Pakistan has the second worst gender gap in the world, according to the World Economic Forum’s Global Gender Gap Report for 2015. The report ranks it 144 out of 145 countries. This gender imbalance is reflected in the country’s financial inclusion numbers, as reported by Pakistan’s 2015 Financial Inclusion Insights (FII) survey.

FII 2015 depicts stark differences between the two genders in the level of financial inclusion, which is defined by access to a full service account. Men are almost twice as likely to be financially included as women (11% vs. 6%). When it comes to digital financial services, merely 0.3% of the sampled women were found to have a mobile money account, compared to 2.1% of men. In comparison, Kenyan mobile money registrations for women is 68% compared to 75% for men.  

While financial inclusion generally and digital inclusion specifically has been slow to take off in Pakistan, it has been particularly slow for women due to specific social norms (based on certain interpretations of Islamic scriptures) that create segregation between the sexes. While there are exceptions, arguably, for a majority these norms limit interaction between genders except for that between certain close relations. It becomes more difficult for women to act as customers, as it requires interaction with unrelated men given that most jobs are dominated by men.

Opening a bank account, therefore, becomes an issue for some women, as the bank tellers are likely to be men and registration as well as operation requires interaction with such unrelated men. This effectively creates a culture where men engage with all institutions and conduct transactions outside the home, while women are restricted to home-based activities.
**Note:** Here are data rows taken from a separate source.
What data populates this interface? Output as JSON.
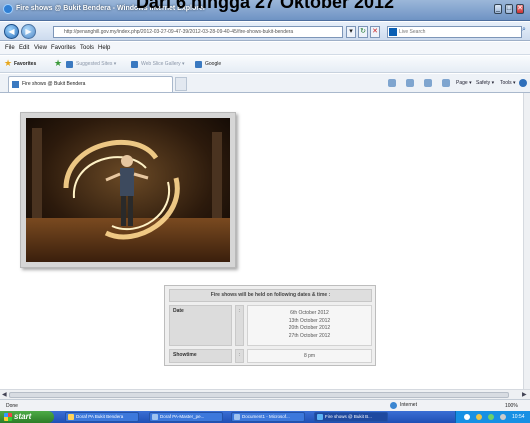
{
  "overlay": {
    "title": "Dari 6 hingga 27 Oktober 2012"
  },
  "window": {
    "title": "Fire shows @ Bukit Bendera - Windows Internet Explorer",
    "min": "_",
    "max": "□",
    "close": "✕"
  },
  "address": {
    "url": "http://penanghill.gov.my/index.php/2012-03-27-09-47-39/2012-03-28-09-40-45/fire-shows-bukit-bendera",
    "search_placeholder": "Live Search",
    "refresh_glyph": "↻",
    "stop_glyph": "✕",
    "dropdown_glyph": "▾",
    "back_glyph": "◀",
    "forward_glyph": "▶",
    "search_glyph": "⌕"
  },
  "menu": [
    "File",
    "Edit",
    "View",
    "Favorites",
    "Tools",
    "Help"
  ],
  "favorites": {
    "label": "Favorites",
    "items": [
      "Suggested Sites ▾",
      "Web Slice Gallery ▾",
      "Google"
    ]
  },
  "tab": {
    "label": "Fire shows @ Bukit Bendera"
  },
  "commands": [
    "Page ▾",
    "Safety ▾",
    "Tools ▾"
  ],
  "table": {
    "header": "Fire shows will be held on following dates & time :",
    "rows": [
      {
        "label": "Date",
        "sep": ":",
        "values": [
          "6th October 2012",
          "13th October 2012",
          "20th October 2012",
          "27th October 2012"
        ]
      },
      {
        "label": "Showtime",
        "sep": ":",
        "values": [
          "8 pm"
        ]
      }
    ]
  },
  "status": {
    "left": "Done",
    "zone": "Internet",
    "zoom": "100%"
  },
  "taskbar": {
    "start": "start",
    "tasks": [
      "Doraf PA Bukit Bendera",
      "Doraf PA-Master_pe...",
      "Document1 - Microsof...",
      "Fire shows @ Bukit B..."
    ],
    "clock": "10:54"
  },
  "colors": {
    "titlebar": "#6f93c4",
    "taskbar": "#1f4fb5",
    "start": "#2c7d27"
  }
}
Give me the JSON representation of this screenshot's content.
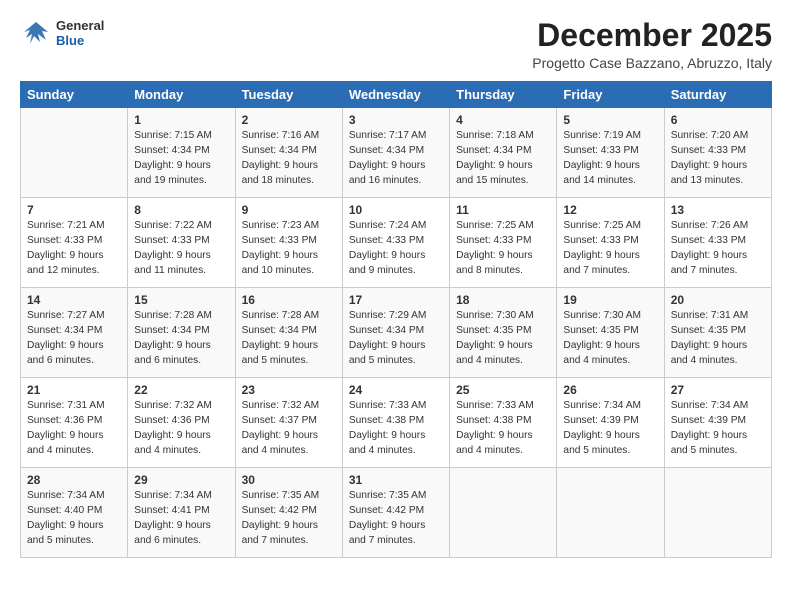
{
  "logo": {
    "line1": "General",
    "line2": "Blue"
  },
  "title": "December 2025",
  "subtitle": "Progetto Case Bazzano, Abruzzo, Italy",
  "days_of_week": [
    "Sunday",
    "Monday",
    "Tuesday",
    "Wednesday",
    "Thursday",
    "Friday",
    "Saturday"
  ],
  "weeks": [
    [
      {
        "day": "",
        "sunrise": "",
        "sunset": "",
        "daylight": ""
      },
      {
        "day": "1",
        "sunrise": "Sunrise: 7:15 AM",
        "sunset": "Sunset: 4:34 PM",
        "daylight": "Daylight: 9 hours and 19 minutes."
      },
      {
        "day": "2",
        "sunrise": "Sunrise: 7:16 AM",
        "sunset": "Sunset: 4:34 PM",
        "daylight": "Daylight: 9 hours and 18 minutes."
      },
      {
        "day": "3",
        "sunrise": "Sunrise: 7:17 AM",
        "sunset": "Sunset: 4:34 PM",
        "daylight": "Daylight: 9 hours and 16 minutes."
      },
      {
        "day": "4",
        "sunrise": "Sunrise: 7:18 AM",
        "sunset": "Sunset: 4:34 PM",
        "daylight": "Daylight: 9 hours and 15 minutes."
      },
      {
        "day": "5",
        "sunrise": "Sunrise: 7:19 AM",
        "sunset": "Sunset: 4:33 PM",
        "daylight": "Daylight: 9 hours and 14 minutes."
      },
      {
        "day": "6",
        "sunrise": "Sunrise: 7:20 AM",
        "sunset": "Sunset: 4:33 PM",
        "daylight": "Daylight: 9 hours and 13 minutes."
      }
    ],
    [
      {
        "day": "7",
        "sunrise": "Sunrise: 7:21 AM",
        "sunset": "Sunset: 4:33 PM",
        "daylight": "Daylight: 9 hours and 12 minutes."
      },
      {
        "day": "8",
        "sunrise": "Sunrise: 7:22 AM",
        "sunset": "Sunset: 4:33 PM",
        "daylight": "Daylight: 9 hours and 11 minutes."
      },
      {
        "day": "9",
        "sunrise": "Sunrise: 7:23 AM",
        "sunset": "Sunset: 4:33 PM",
        "daylight": "Daylight: 9 hours and 10 minutes."
      },
      {
        "day": "10",
        "sunrise": "Sunrise: 7:24 AM",
        "sunset": "Sunset: 4:33 PM",
        "daylight": "Daylight: 9 hours and 9 minutes."
      },
      {
        "day": "11",
        "sunrise": "Sunrise: 7:25 AM",
        "sunset": "Sunset: 4:33 PM",
        "daylight": "Daylight: 9 hours and 8 minutes."
      },
      {
        "day": "12",
        "sunrise": "Sunrise: 7:25 AM",
        "sunset": "Sunset: 4:33 PM",
        "daylight": "Daylight: 9 hours and 7 minutes."
      },
      {
        "day": "13",
        "sunrise": "Sunrise: 7:26 AM",
        "sunset": "Sunset: 4:33 PM",
        "daylight": "Daylight: 9 hours and 7 minutes."
      }
    ],
    [
      {
        "day": "14",
        "sunrise": "Sunrise: 7:27 AM",
        "sunset": "Sunset: 4:34 PM",
        "daylight": "Daylight: 9 hours and 6 minutes."
      },
      {
        "day": "15",
        "sunrise": "Sunrise: 7:28 AM",
        "sunset": "Sunset: 4:34 PM",
        "daylight": "Daylight: 9 hours and 6 minutes."
      },
      {
        "day": "16",
        "sunrise": "Sunrise: 7:28 AM",
        "sunset": "Sunset: 4:34 PM",
        "daylight": "Daylight: 9 hours and 5 minutes."
      },
      {
        "day": "17",
        "sunrise": "Sunrise: 7:29 AM",
        "sunset": "Sunset: 4:34 PM",
        "daylight": "Daylight: 9 hours and 5 minutes."
      },
      {
        "day": "18",
        "sunrise": "Sunrise: 7:30 AM",
        "sunset": "Sunset: 4:35 PM",
        "daylight": "Daylight: 9 hours and 4 minutes."
      },
      {
        "day": "19",
        "sunrise": "Sunrise: 7:30 AM",
        "sunset": "Sunset: 4:35 PM",
        "daylight": "Daylight: 9 hours and 4 minutes."
      },
      {
        "day": "20",
        "sunrise": "Sunrise: 7:31 AM",
        "sunset": "Sunset: 4:35 PM",
        "daylight": "Daylight: 9 hours and 4 minutes."
      }
    ],
    [
      {
        "day": "21",
        "sunrise": "Sunrise: 7:31 AM",
        "sunset": "Sunset: 4:36 PM",
        "daylight": "Daylight: 9 hours and 4 minutes."
      },
      {
        "day": "22",
        "sunrise": "Sunrise: 7:32 AM",
        "sunset": "Sunset: 4:36 PM",
        "daylight": "Daylight: 9 hours and 4 minutes."
      },
      {
        "day": "23",
        "sunrise": "Sunrise: 7:32 AM",
        "sunset": "Sunset: 4:37 PM",
        "daylight": "Daylight: 9 hours and 4 minutes."
      },
      {
        "day": "24",
        "sunrise": "Sunrise: 7:33 AM",
        "sunset": "Sunset: 4:38 PM",
        "daylight": "Daylight: 9 hours and 4 minutes."
      },
      {
        "day": "25",
        "sunrise": "Sunrise: 7:33 AM",
        "sunset": "Sunset: 4:38 PM",
        "daylight": "Daylight: 9 hours and 4 minutes."
      },
      {
        "day": "26",
        "sunrise": "Sunrise: 7:34 AM",
        "sunset": "Sunset: 4:39 PM",
        "daylight": "Daylight: 9 hours and 5 minutes."
      },
      {
        "day": "27",
        "sunrise": "Sunrise: 7:34 AM",
        "sunset": "Sunset: 4:39 PM",
        "daylight": "Daylight: 9 hours and 5 minutes."
      }
    ],
    [
      {
        "day": "28",
        "sunrise": "Sunrise: 7:34 AM",
        "sunset": "Sunset: 4:40 PM",
        "daylight": "Daylight: 9 hours and 5 minutes."
      },
      {
        "day": "29",
        "sunrise": "Sunrise: 7:34 AM",
        "sunset": "Sunset: 4:41 PM",
        "daylight": "Daylight: 9 hours and 6 minutes."
      },
      {
        "day": "30",
        "sunrise": "Sunrise: 7:35 AM",
        "sunset": "Sunset: 4:42 PM",
        "daylight": "Daylight: 9 hours and 7 minutes."
      },
      {
        "day": "31",
        "sunrise": "Sunrise: 7:35 AM",
        "sunset": "Sunset: 4:42 PM",
        "daylight": "Daylight: 9 hours and 7 minutes."
      },
      {
        "day": "",
        "sunrise": "",
        "sunset": "",
        "daylight": ""
      },
      {
        "day": "",
        "sunrise": "",
        "sunset": "",
        "daylight": ""
      },
      {
        "day": "",
        "sunrise": "",
        "sunset": "",
        "daylight": ""
      }
    ]
  ]
}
When it comes to mobile money, which theoretically can sidestep these restrictions, there are still several important obstacles:

  1. Male agents predominate in Pakistan. Mobile money enables registration and payment processes to be conducted in the privacy of one’s own home. But cash-in-cash-out requirements necessitate some level of interaction with agents, almost 100% of whom are male. Nonetheless, when compared with regular banks, the interaction with mobile money agents is limited because other functions such as person-to-person (P2P) transfers and bill payment do not necessitate a visit to an agent.
  2. Few women own phones. In a report by GSMA, it was noted that South Asia has the largest gender gap in mobile ownership. FII 2015 data bolsters these conclusions as depicted below. South Asian countries generally and Pakistan specifically stand out as having the lowest sampled female ownership of mobile phones relative to men.


The Gender Gap in Mobile Phone Ownership

Women in Pakistan have been killed for merely owning mobile phones. These incidents might indicate that, for many male kin, interactions of their female relatives with unrelated men over mobile phones are also a source of “dishonor.” And the impact of such beliefs seem to be significant, as 18% of women non-users in Pakistan responded that they did not use a phone because they were “not allowed to use by family.” For Bangladesh, 3% of women non-users reported the same response, while for India 5% responded that way.

Apart from permission to use mobile phones, women in South Asia seem to rely on friends and family to buy the phones. As the figure below shows, a much lower percentage of women have bought mobile phones themselves in comparison to men. Within South Asia, Pakistan is found to have the lowest proportion of women who buy their own phones.


Addressing the stigma

One way to address these restrictions would be to encourage women entrepreneurs to become mobile money agents. Female retail shop owners, beauty parlor owners, seamstresses, and others like them are ideally suited for female mobile money users, as such entrepreneurs have fixed business addresses and are frequented predominantly by women. One example of such women-focused financial inclusion efforts in Pakistan are carried out by the Kashf Foundation. Since 1999, Kashf has done a cumulative disbursement of more than $400 million in credit to 2.73 million female clients.

Another way would be to counter the stigma through advocacy efforts. These could include gender sensitization through mobile money ad campaigns, public service messages from the Pakistan government, as well as advocacy by donors and NGOs. One crucial ally in that regard could be the clergy in Pakistan. As is seen in the advocacy campaign for polio vaccination of children, the stigma of polio vaccination being “un-Islamic” is countered with the clergy’s help. The same could be done for fighting the stigma associated with female ownership of mobile phone.

The promise of mobile phones is immense for financial inclusion of women. With low registration requirements as well as low logistical demands for operations, digital financial services are ideally suited for the unbanked women in Pakistan. However, the social norms around gender segregation need to be addressed, including in particular the stigma attached with women’s ownership of mobile phones and their interaction with male agents. This requires a change in mindset and bringing that about is beyond the means and mandate of Pakistan’s mobile money industry. Government, donors, NGOs, and civil society need to come together as the rewards of higher financial inclusion of women have far reaching benefits for the economy and society as a whole.